> Activity:
Write the entries out again in full and unchanged, dropping every image.

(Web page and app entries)
■ ■ ■ ■ ■ ■ ■

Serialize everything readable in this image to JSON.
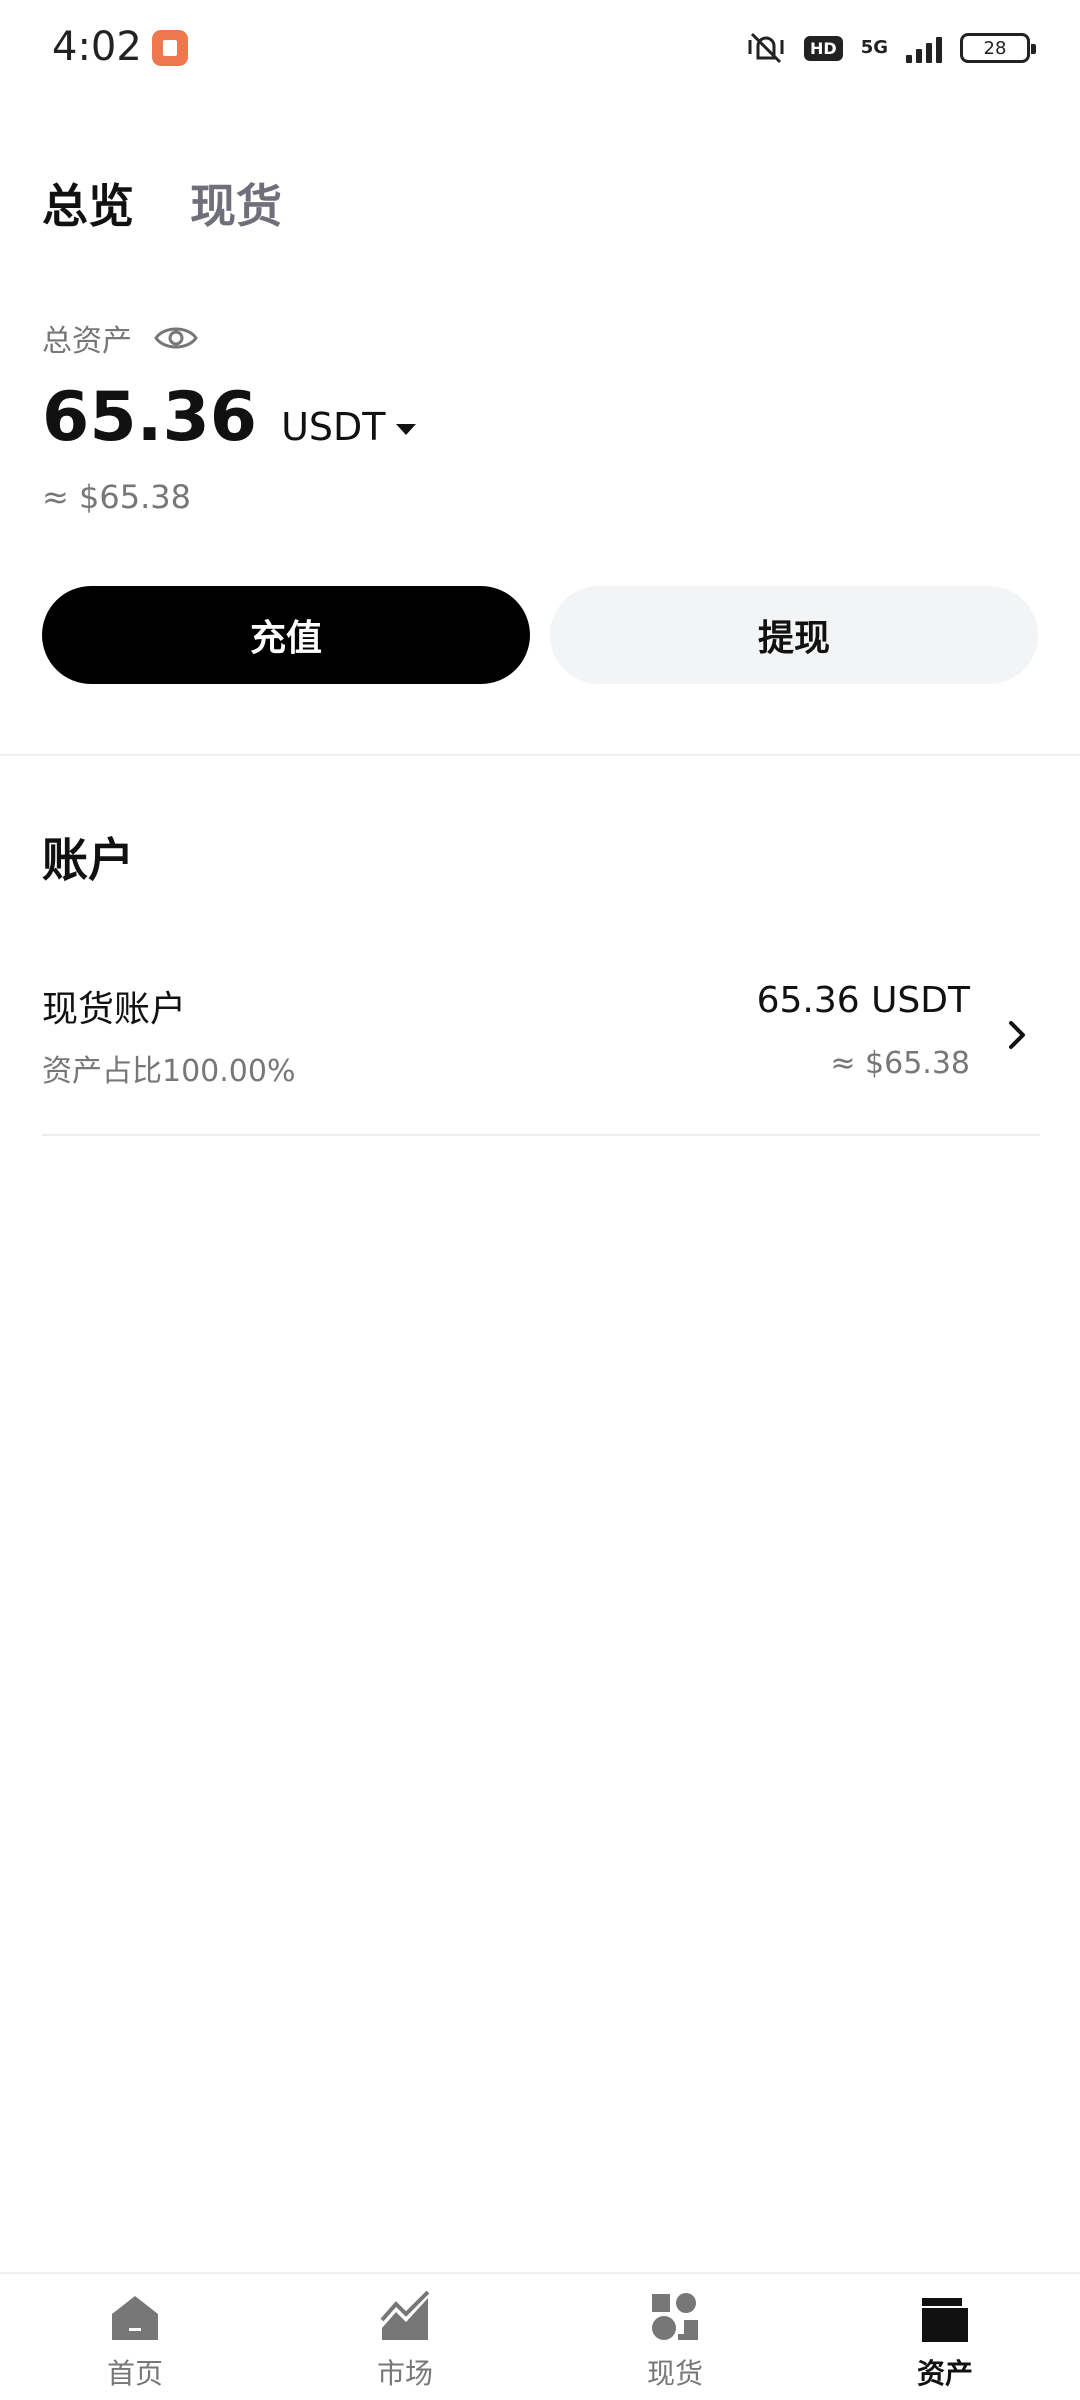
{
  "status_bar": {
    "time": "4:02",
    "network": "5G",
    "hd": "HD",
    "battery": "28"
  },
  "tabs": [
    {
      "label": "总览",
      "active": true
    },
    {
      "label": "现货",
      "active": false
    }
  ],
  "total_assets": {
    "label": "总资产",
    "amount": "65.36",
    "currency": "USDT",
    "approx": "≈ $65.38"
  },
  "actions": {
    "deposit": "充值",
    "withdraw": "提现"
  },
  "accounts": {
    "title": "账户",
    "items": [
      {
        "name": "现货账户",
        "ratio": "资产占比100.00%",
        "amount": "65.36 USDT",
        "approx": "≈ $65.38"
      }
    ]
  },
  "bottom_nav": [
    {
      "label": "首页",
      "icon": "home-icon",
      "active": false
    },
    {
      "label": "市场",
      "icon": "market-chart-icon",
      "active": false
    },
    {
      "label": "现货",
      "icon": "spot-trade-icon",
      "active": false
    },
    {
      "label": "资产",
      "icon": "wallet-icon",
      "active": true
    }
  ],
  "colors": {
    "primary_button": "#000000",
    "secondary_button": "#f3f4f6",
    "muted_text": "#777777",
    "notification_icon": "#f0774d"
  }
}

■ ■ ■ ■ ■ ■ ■

> Your solution:
Serialize everything readable in this image to JSON.
{
  "status_bar": {
    "time": "4:02",
    "network": "5G",
    "hd": "HD",
    "battery": "28"
  },
  "tabs": [
    {
      "label": "总览",
      "active": true
    },
    {
      "label": "现货",
      "active": false
    }
  ],
  "total_assets": {
    "label": "总资产",
    "amount": "65.36",
    "currency": "USDT",
    "approx": "≈ $65.38"
  },
  "actions": {
    "deposit": "充值",
    "withdraw": "提现"
  },
  "accounts": {
    "title": "账户",
    "items": [
      {
        "name": "现货账户",
        "ratio": "资产占比100.00%",
        "amount": "65.36 USDT",
        "approx": "≈ $65.38"
      }
    ]
  },
  "bottom_nav": [
    {
      "label": "首页",
      "icon": "home-icon",
      "active": false
    },
    {
      "label": "市场",
      "icon": "market-chart-icon",
      "active": false
    },
    {
      "label": "现货",
      "icon": "spot-trade-icon",
      "active": false
    },
    {
      "label": "资产",
      "icon": "wallet-icon",
      "active": true
    }
  ],
  "colors": {
    "primary_button": "#000000",
    "secondary_button": "#f3f4f6",
    "muted_text": "#777777",
    "notification_icon": "#f0774d"
  }
}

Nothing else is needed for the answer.